The allow side of the equation is pretty simple. Earned Run Average (ERA) is simply the number of earned runs a pitcher gives up divided by 9. Using The Bat’s projected ERA for the pitchers in a team’s rotation and bullpen, and throwing in a small adjustment for unearned runs, we were able to calculate the projected runs allowed for each team. The example below is the projected starting rotation for the St. Louis Cardinals. The playing time percentage is out of 200 innings and is The Buzz’s own projection.
|Name||Playing Time %||ERA||Innings||Total Runs|
|Daniel Ponce de Leon||0.50||4.54||100||50.44|
On the runs scored side, things are a little more complicated. The true question we needed to answer is how many runs is a player worth, or more specifically how many runs will a player create? There are several different runs created formulas but they require inputs such as hits, walks, total bases, hit by pitch, and other details. We wanted to step back and see if we could boil down a correlation with fewer data points. Using machine learning and a linear regression, we found a formula that transformed on base percentage (OBA) and slugging percentage (SLG) into runs created. This example shows part of the Yankees offense, using The Bat’s projections and our provided playing time.
|Name||PAs||OBA||SLG||Weighted OBA||Weighted SLG||Generated Runs|
We ran two sets of predictions this year and are looking forward to seeing which set is more accurate.
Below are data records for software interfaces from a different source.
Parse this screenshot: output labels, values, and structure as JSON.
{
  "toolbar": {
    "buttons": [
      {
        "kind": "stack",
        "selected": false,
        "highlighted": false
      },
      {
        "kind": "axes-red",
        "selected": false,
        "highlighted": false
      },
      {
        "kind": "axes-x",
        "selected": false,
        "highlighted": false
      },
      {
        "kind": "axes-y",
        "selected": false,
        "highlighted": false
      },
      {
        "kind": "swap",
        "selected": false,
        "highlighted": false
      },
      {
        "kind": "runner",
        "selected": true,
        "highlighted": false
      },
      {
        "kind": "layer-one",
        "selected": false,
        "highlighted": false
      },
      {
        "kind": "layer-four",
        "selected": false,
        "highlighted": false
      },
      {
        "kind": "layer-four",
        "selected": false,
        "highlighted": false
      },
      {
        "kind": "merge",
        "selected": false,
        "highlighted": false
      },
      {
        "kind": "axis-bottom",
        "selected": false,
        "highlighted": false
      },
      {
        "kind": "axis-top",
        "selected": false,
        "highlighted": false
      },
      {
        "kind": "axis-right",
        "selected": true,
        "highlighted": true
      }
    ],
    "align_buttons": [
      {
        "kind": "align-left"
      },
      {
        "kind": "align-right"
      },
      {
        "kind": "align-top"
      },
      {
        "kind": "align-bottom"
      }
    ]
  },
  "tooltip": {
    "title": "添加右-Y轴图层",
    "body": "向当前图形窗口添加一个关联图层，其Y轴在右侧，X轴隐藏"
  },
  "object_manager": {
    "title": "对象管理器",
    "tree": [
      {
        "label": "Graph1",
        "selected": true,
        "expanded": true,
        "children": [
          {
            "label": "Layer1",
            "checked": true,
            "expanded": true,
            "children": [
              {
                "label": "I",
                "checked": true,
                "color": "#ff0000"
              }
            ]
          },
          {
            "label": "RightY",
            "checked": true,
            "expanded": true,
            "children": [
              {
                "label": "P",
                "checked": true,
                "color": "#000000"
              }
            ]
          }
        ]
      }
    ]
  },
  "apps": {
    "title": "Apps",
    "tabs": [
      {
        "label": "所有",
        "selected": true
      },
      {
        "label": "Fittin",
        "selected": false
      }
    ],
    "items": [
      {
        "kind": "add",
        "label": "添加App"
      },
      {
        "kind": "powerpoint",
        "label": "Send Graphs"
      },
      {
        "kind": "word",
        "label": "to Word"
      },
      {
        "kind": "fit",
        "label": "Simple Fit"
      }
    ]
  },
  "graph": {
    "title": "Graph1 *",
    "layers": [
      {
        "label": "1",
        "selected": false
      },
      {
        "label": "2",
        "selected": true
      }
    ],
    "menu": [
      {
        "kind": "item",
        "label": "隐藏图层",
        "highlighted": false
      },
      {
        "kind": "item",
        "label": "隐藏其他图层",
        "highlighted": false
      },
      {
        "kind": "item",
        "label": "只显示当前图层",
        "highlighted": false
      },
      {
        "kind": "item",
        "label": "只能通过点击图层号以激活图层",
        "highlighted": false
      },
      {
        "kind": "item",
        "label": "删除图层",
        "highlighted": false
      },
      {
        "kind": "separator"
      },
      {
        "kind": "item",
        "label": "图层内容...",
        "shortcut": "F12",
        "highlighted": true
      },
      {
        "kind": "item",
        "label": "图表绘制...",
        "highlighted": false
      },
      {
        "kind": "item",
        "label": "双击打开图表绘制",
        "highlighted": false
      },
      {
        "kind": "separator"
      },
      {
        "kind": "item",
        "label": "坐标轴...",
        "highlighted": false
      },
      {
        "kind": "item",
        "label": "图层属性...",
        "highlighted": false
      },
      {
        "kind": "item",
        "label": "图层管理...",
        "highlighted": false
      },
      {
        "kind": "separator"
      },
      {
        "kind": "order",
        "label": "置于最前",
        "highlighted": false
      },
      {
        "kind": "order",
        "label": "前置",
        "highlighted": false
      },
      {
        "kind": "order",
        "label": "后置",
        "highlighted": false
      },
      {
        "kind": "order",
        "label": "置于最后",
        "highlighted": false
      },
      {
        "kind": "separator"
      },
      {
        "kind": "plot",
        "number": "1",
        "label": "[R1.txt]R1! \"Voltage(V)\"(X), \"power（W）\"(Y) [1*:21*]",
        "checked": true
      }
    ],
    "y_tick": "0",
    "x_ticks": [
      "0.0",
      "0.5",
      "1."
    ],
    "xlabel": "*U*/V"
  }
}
In the first set, we used The Bat’s numbers across the board with a general template for playing time. The template doesn’t consider the players as much as the role when assigning innings or plate appearances and is very even across the board. For the second set, we went through each roster and adjusted the playing time and some of the projected stats as we saw fit. In the embeds below, the set with the light blue shading is our adjusted projection. The light blue represents a data point we changed from the standard template.
For those who are interested, in 2019 we correctly picked 8 of 10 playoff teams and in 2020, 13 of 16. We were also within 10% of the runs allowed by the AL West when compared with the actuals from 2019. Check out the files below and let us know what you think in the comments!